Albany Advertiser / Great Southern Herald – Investing in art Penelope Thomas
Investing in art
Art has the ability to punctuate a home by providing a window into the lives of the people who live there.
Finding a piece to fit your home and match the mood of a specific area doesn’t need to be a daunting process. You might have to do some sifting to sort the wheat from the chaff, but if you can stay focused and follow your instincts you will be sure to pick something that works for you. New Homes spoke with contemporary Australian visual artist Lara Scolari, who listed her top five considerations for choosing artwork.
Do your research
Visit public museums, private galleries – anywhere and everywhere that will let you. You want to educate yourself as much as possible – not just in the grand overtures of art history, but in current trends and fashions. You will also want to get an idea of the ebb and flow of the popularity of certain types of art. Get on as many mailing lists as you can and see what kind of things they’re featuring. The better educated you are about this world, the more likely you are to make a well-informed purchase.
Remember what you pick has to hang in your own home
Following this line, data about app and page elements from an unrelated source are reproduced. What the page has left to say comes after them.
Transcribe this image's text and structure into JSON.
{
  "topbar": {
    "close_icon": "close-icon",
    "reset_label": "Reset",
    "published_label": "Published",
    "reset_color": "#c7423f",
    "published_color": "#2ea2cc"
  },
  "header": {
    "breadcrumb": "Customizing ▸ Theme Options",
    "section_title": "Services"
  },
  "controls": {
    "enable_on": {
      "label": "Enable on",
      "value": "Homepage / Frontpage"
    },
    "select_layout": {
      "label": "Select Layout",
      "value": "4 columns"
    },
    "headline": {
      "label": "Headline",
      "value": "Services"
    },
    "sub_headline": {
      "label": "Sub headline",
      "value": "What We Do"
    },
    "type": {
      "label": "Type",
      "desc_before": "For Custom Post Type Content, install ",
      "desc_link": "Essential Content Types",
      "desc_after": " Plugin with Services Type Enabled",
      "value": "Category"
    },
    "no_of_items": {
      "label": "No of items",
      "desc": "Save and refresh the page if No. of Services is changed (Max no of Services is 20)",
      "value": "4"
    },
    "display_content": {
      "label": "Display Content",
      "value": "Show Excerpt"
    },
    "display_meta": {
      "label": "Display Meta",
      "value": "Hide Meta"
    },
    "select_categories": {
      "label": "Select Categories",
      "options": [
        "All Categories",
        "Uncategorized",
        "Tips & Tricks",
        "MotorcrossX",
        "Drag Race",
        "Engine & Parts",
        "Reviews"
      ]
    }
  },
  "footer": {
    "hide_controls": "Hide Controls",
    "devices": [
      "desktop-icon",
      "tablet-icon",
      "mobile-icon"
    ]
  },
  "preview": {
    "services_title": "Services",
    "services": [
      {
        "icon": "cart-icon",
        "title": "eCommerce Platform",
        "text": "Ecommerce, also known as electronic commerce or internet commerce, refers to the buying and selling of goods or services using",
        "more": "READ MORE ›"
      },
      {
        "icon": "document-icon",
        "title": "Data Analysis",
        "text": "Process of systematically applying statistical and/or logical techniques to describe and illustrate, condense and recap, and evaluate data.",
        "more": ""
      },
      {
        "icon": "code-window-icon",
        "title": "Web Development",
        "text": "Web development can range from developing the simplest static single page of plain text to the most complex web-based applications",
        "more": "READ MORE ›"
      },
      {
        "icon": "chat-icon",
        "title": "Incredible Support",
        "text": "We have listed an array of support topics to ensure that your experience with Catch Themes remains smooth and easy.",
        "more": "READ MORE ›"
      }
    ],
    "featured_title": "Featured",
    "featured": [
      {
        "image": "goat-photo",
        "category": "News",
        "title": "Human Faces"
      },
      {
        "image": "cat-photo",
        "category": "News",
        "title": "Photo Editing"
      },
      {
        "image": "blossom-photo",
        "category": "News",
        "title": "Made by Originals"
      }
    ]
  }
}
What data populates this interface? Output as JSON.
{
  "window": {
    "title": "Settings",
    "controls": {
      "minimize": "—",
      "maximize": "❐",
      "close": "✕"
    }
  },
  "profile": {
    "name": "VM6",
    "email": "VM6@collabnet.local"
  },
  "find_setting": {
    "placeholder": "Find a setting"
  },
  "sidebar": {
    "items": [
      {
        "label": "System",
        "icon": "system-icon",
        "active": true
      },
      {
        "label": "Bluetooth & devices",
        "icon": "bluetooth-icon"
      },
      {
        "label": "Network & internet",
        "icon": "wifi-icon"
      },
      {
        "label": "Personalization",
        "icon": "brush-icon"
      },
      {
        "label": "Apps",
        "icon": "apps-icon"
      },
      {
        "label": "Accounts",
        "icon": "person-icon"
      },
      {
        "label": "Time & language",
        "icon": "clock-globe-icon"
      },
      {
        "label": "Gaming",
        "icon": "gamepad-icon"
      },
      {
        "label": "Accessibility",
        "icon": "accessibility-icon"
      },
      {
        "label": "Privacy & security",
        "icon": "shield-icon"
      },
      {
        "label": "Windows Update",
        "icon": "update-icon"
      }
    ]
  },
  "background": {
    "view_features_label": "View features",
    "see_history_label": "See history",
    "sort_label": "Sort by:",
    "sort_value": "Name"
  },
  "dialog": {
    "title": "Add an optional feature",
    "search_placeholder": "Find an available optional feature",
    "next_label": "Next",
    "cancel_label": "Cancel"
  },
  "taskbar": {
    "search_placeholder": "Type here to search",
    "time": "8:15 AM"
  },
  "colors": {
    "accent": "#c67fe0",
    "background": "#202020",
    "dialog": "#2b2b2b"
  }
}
Art is an investment unlike any other – it’s not a bond or a share. It’s something you will likely hang in your home. So it’s imperative you buy a work not only because it makes financial sense to do so, but because you love it as well. It’s important it fits with your personality and your home, as that’s where it’s going to spend many of the next years.
You don’t need to start with hundreds of thousands of dollars – in fact, it’s best you don’t. Get a feel for the art world and the way things work by dipping your toe in first. Having said that, it’s also worth waiting until you have a decent amount to spend. Great art can be bought from $3000 upwards, dependant on the size and scale. Importantly, once you have a budget, you need to stick to it. Be strict with yourself – prices can creep up around you and you could end up spending far more than you initially bargained for.
Buy from a reputable source
This is more pertinent the newer you are to the scene, as not only does it give you confidence in the piece you’re buying, it means you’re not the only person invested in the artist’s success. If an artist has a gallery who represents them, that gallery is also looking for them to succeed, as well as having their own reasons for thinking they will. This can make a compelling case for the artist from a buyer’s point of view – all positives for you as the investor.
Bear in mind you will have to be patient
Remember this isn’t a short-term option, and it’s not even a particularly secure one. Art isn’t a very liquid asset – you need to be prepared to sit on it. But as long as you pick something because it speaks personally to you, as well as has potential financially, that shouldn’t be a problem.
Lara Scolari, www.larascolari.com